Syria: The SG has grave concerns about the existence and possible use of chemical weapons in Syria. According to his Spokesperson, the SG conveyed those concerns in writing to President Assad some months ago and has done so again in a letter handed over to the Syrian authorities yesterday. UNICEF also condemned yesterday’s shelling of a school near Damascus that killed a number of students and a teacher. The agency has renewed its call for all parties to the conflict in Syria to abide by their obligations under international humanitarian law and to ensure that all children are protected at all times.

Israel/Gaza: Richard Falk, Special Rapporteur on the situation of human rights in the Palestinian territories occupied by Israel since 1967, recently finished a visit to Cairo and the Gaza Strip. “Israel fails to meet its international obligation to promptly and impartially investigate its own actions,” Falk said, and called on the international community to exert pressure on the country to fulfill such obligations. Falk met with governmental, inter-governmental, and civil society representatives, the UNRWA, as well as victims and witnesses during his trip. The UNRWA also secured pledges from 27 donors in the GA yesterday “at a time of great challenge” for the agency.

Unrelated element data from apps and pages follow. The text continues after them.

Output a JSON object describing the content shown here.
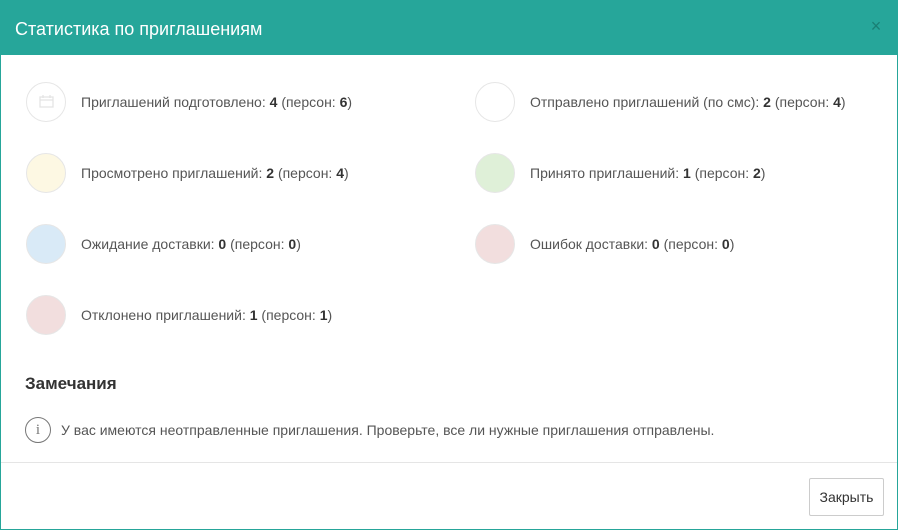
{
  "dialog": {
    "title": "Статистика по приглашениям",
    "close_icon": "×"
  },
  "stats": [
    {
      "label": "Приглашений подготовлено:",
      "count": "4",
      "persons_label": "(персон:",
      "persons": "6",
      "suffix": ")",
      "color": "#ffffff",
      "icon": "calendar-icon"
    },
    {
      "label": "Отправлено приглашений (по смс):",
      "count": "2",
      "persons_label": "(персон:",
      "persons": "4",
      "suffix": ")",
      "color": "#ffffff"
    },
    {
      "label": "Просмотрено приглашений:",
      "count": "2",
      "persons_label": "(персон:",
      "persons": "4",
      "suffix": ")",
      "color": "#fdf8e3"
    },
    {
      "label": "Принято приглашений:",
      "count": "1",
      "persons_label": "(персон:",
      "persons": "2",
      "suffix": ")",
      "color": "#dff0d8"
    },
    {
      "label": "Ожидание доставки:",
      "count": "0",
      "persons_label": "(персон:",
      "persons": "0",
      "suffix": ")",
      "color": "#d9eaf7"
    },
    {
      "label": "Ошибок доставки:",
      "count": "0",
      "persons_label": "(персон:",
      "persons": "0",
      "suffix": ")",
      "color": "#f2dede"
    },
    {
      "label": "Отклонено приглашений:",
      "count": "1",
      "persons_label": "(персон:",
      "persons": "1",
      "suffix": ")",
      "color": "#f2dede"
    }
  ],
  "notes": {
    "title": "Замечания",
    "info_glyph": "i",
    "text": "У вас имеются неотправленные приглашения. Проверьте, все ли нужные приглашения отправлены."
  },
  "footer": {
    "close_label": "Закрыть"
  }
}
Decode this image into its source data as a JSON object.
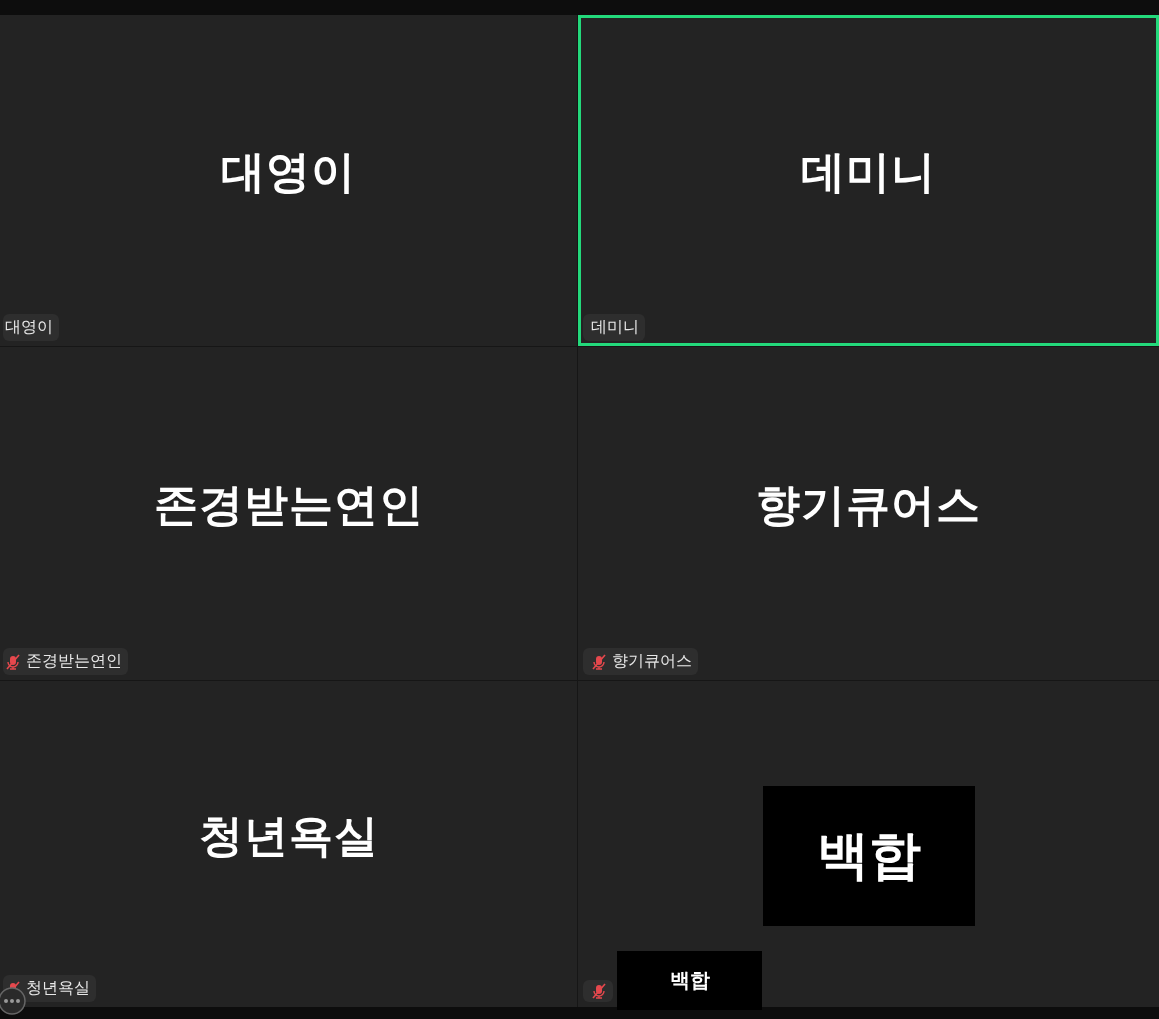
{
  "tiles": [
    {
      "kind": "name",
      "name": "대영이",
      "label": "대영이",
      "muted": false,
      "speaking": false
    },
    {
      "kind": "name",
      "name": "데미니",
      "label": "데미니",
      "muted": false,
      "speaking": true
    },
    {
      "kind": "name",
      "name": "존경받는연인",
      "label": "존경받는연인",
      "muted": true,
      "speaking": false
    },
    {
      "kind": "name",
      "name": "향기큐어스",
      "label": "향기큐어스",
      "muted": true,
      "speaking": false
    },
    {
      "kind": "name",
      "name": "청년욕실",
      "label": "청년욕실",
      "muted": true,
      "speaking": false
    },
    {
      "kind": "avatar",
      "name": "백합",
      "muted": true,
      "speaking": false
    }
  ],
  "floating_name": {
    "text": "백합"
  }
}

Mali: USG for Political Affairs, Jeffrey Feltman, briefed the SC this morning on the situation in Mali. As clashes in the North continue to get worse, Feltman noted that a military operation might be required as a last resort to deal with terrorist and criminal elements in the region. The priority, however, must be an inclusive national dialogue to end the conflict and to support the national authorities in pursuit of that goal, he said.

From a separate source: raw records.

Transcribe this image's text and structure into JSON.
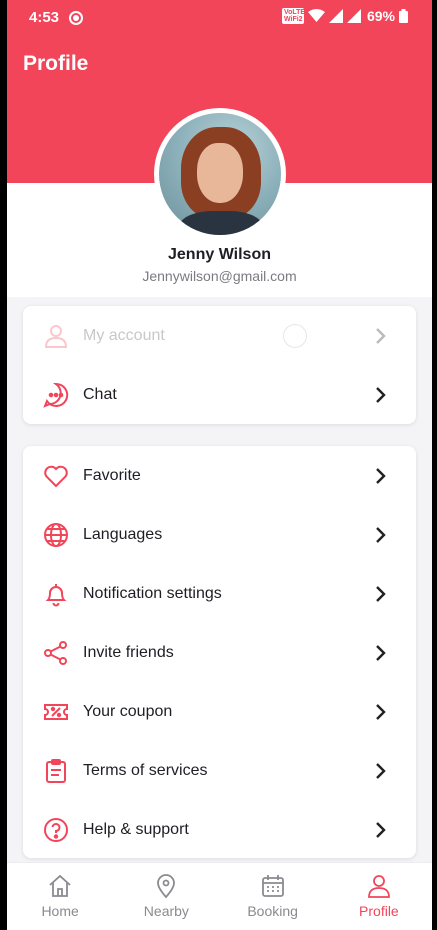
{
  "status_bar": {
    "time": "4:53",
    "wifi_tag_line1": "VoLTE",
    "wifi_tag_line2": "WiFi2",
    "battery": "69%"
  },
  "header": {
    "title": "Profile",
    "accent_color": "#f2455a"
  },
  "user": {
    "name": "Jenny Wilson",
    "email": "Jennywilson@gmail.com"
  },
  "menu_group_1": [
    {
      "label": "My account",
      "icon": "user-icon"
    },
    {
      "label": "Chat",
      "icon": "chat-bubble-icon"
    }
  ],
  "menu_group_2": [
    {
      "label": "Favorite",
      "icon": "heart-icon"
    },
    {
      "label": "Languages",
      "icon": "globe-icon"
    },
    {
      "label": "Notification settings",
      "icon": "bell-icon"
    },
    {
      "label": "Invite friends",
      "icon": "share-icon"
    },
    {
      "label": "Your coupon",
      "icon": "coupon-icon"
    },
    {
      "label": "Terms of services",
      "icon": "clipboard-icon"
    },
    {
      "label": "Help & support",
      "icon": "question-icon"
    }
  ],
  "tabbar": [
    {
      "label": "Home",
      "icon": "home-icon"
    },
    {
      "label": "Nearby",
      "icon": "location-pin-icon"
    },
    {
      "label": "Booking",
      "icon": "calendar-icon"
    },
    {
      "label": "Profile",
      "icon": "user-icon",
      "active": true
    }
  ]
}
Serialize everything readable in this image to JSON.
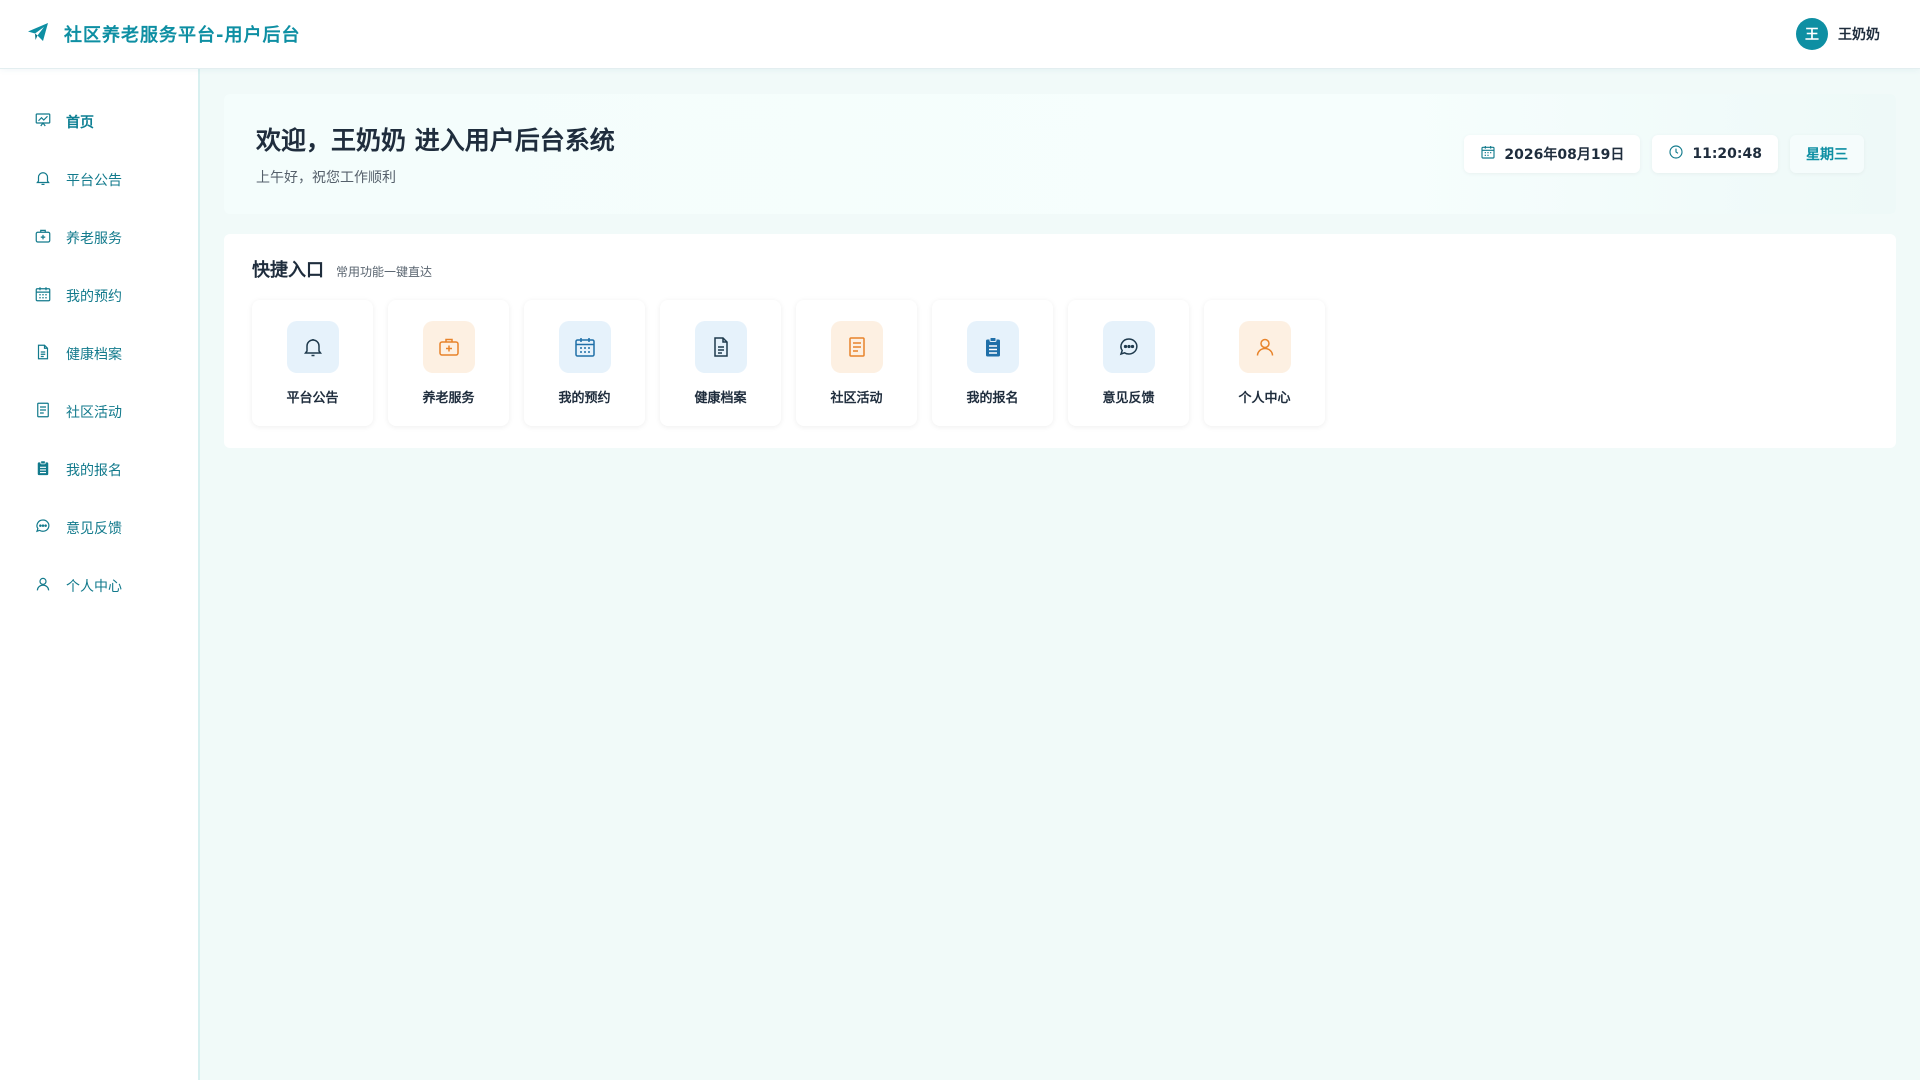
{
  "app": {
    "title": "社区养老服务平台-用户后台"
  },
  "user": {
    "avatar_text": "王",
    "name": "王奶奶"
  },
  "sidebar": {
    "items": [
      {
        "label": "首页",
        "icon": "home-chart-icon"
      },
      {
        "label": "平台公告",
        "icon": "bell-icon"
      },
      {
        "label": "养老服务",
        "icon": "medical-kit-icon"
      },
      {
        "label": "我的预约",
        "icon": "calendar-icon"
      },
      {
        "label": "健康档案",
        "icon": "document-icon"
      },
      {
        "label": "社区活动",
        "icon": "list-document-icon"
      },
      {
        "label": "我的报名",
        "icon": "clipboard-icon"
      },
      {
        "label": "意见反馈",
        "icon": "chat-icon"
      },
      {
        "label": "个人中心",
        "icon": "user-icon"
      }
    ]
  },
  "welcome": {
    "title": "欢迎，王奶奶 进入用户后台系统",
    "subtitle": "上午好，祝您工作顺利",
    "date": "2026年08月19日",
    "time": "11:20:48",
    "weekday": "星期三"
  },
  "quick": {
    "title": "快捷入口",
    "subtitle": "常用功能一键直达",
    "tiles": [
      {
        "label": "平台公告",
        "icon": "bell-icon",
        "color": "#e6f2fb"
      },
      {
        "label": "养老服务",
        "icon": "medical-kit-icon",
        "color": "#fdf0e2"
      },
      {
        "label": "我的预约",
        "icon": "calendar-icon",
        "color": "#e6f2fb"
      },
      {
        "label": "健康档案",
        "icon": "document-icon",
        "color": "#e6f2fb"
      },
      {
        "label": "社区活动",
        "icon": "list-document-icon",
        "color": "#fdf0e2"
      },
      {
        "label": "我的报名",
        "icon": "clipboard-icon",
        "color": "#e6f2fb"
      },
      {
        "label": "意见反馈",
        "icon": "chat-icon",
        "color": "#e6f2fb"
      },
      {
        "label": "个人中心",
        "icon": "user-icon",
        "color": "#fdf0e2"
      }
    ]
  },
  "colors": {
    "accent": "#0e8fa3",
    "background": "#f1faf9",
    "orange": "#e8832a",
    "blue": "#1f6fa8"
  }
}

DRC: The humanitarian and security situation in the Kivus in Eastern DRC remains fragile, reported the Spokesperson today. M23 fighters withdrew from Goma over the weekend, in line with requirements laid out in a communiqué issued during the International Conference of the Great Lakes Region, and the airport has been reopened. Despite such progress, the humanitarian situation remains dire. A camp hosting 30,000 people was recently looted by armed men in North Kivu and, in Minova, there is evidence that rape is being used as a tool of war, with over 70 reported thus far.

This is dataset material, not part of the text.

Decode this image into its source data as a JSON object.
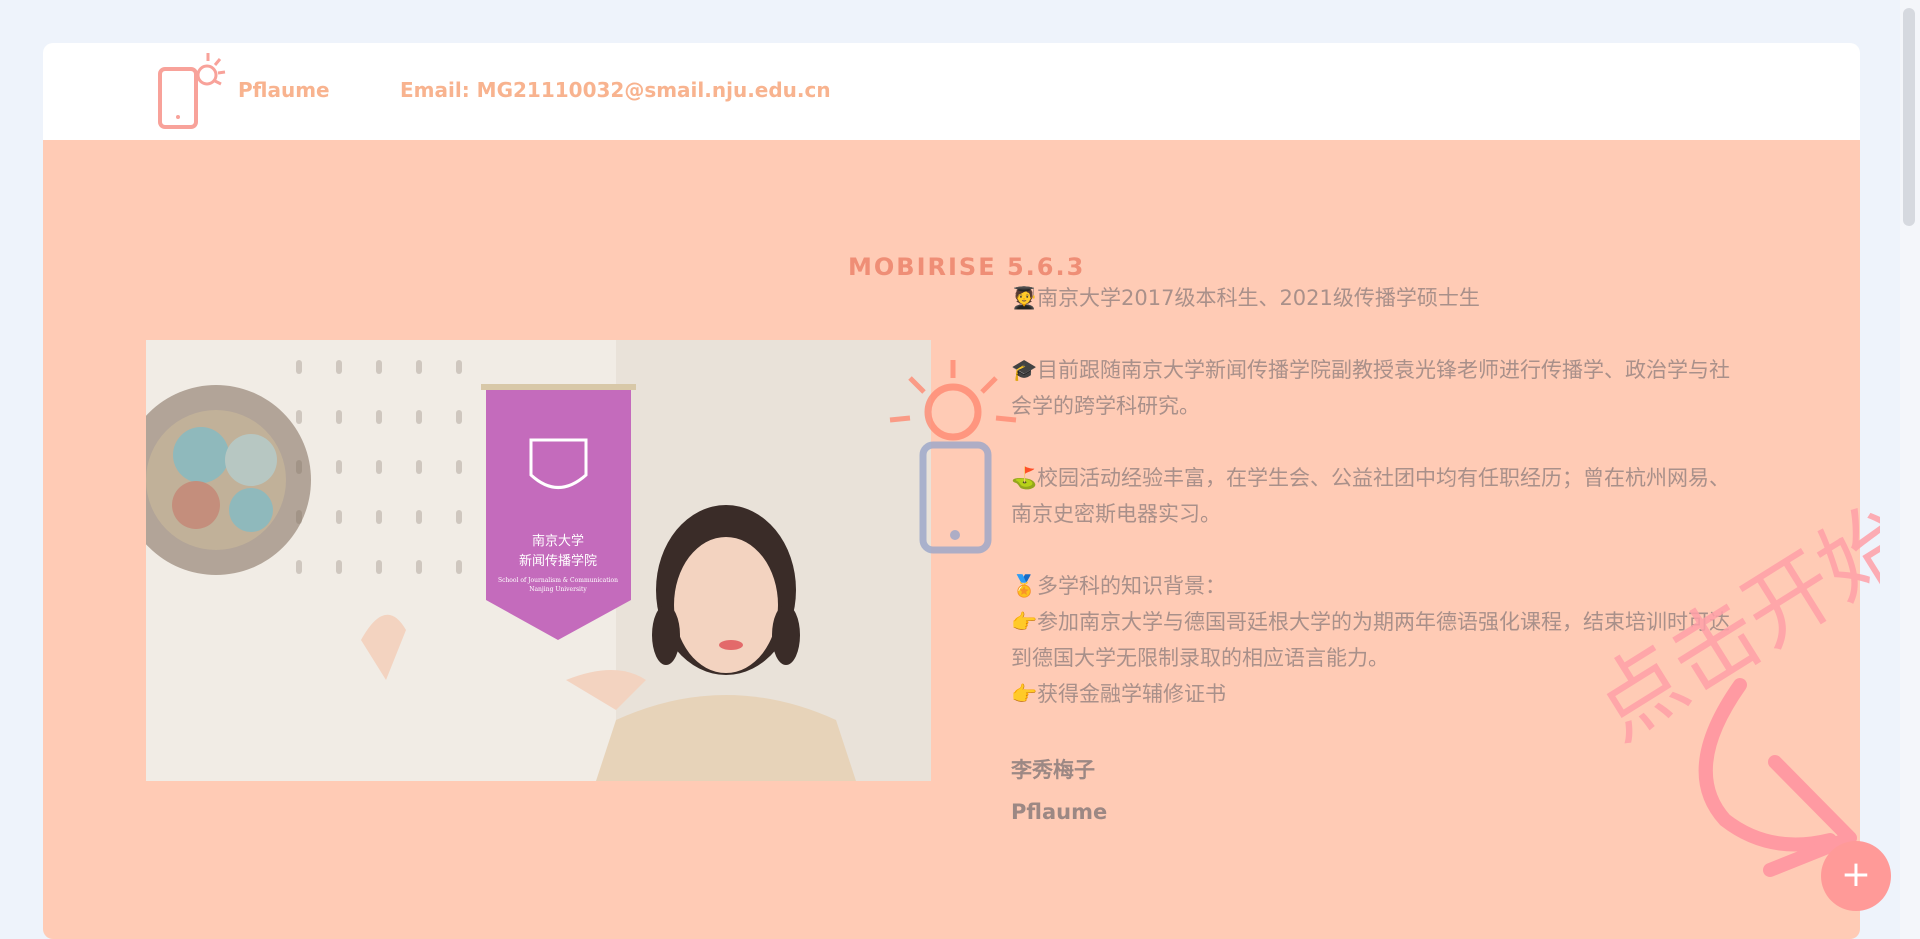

Myanmar: OCHA Chief Valerie Amos is in Rakhine state on Myanmar’s coast today taking stock of the current humanitarian situation following the ethnic violence that has plagued the country since June. Amos noted that “the trust is not there,” urging political support for OCHA’s operations in the region as well as emphasizing the strong need for reconciliation. OCHA is currently working to assist some 115,000 people that are living in camps or with host families across Rakhine state.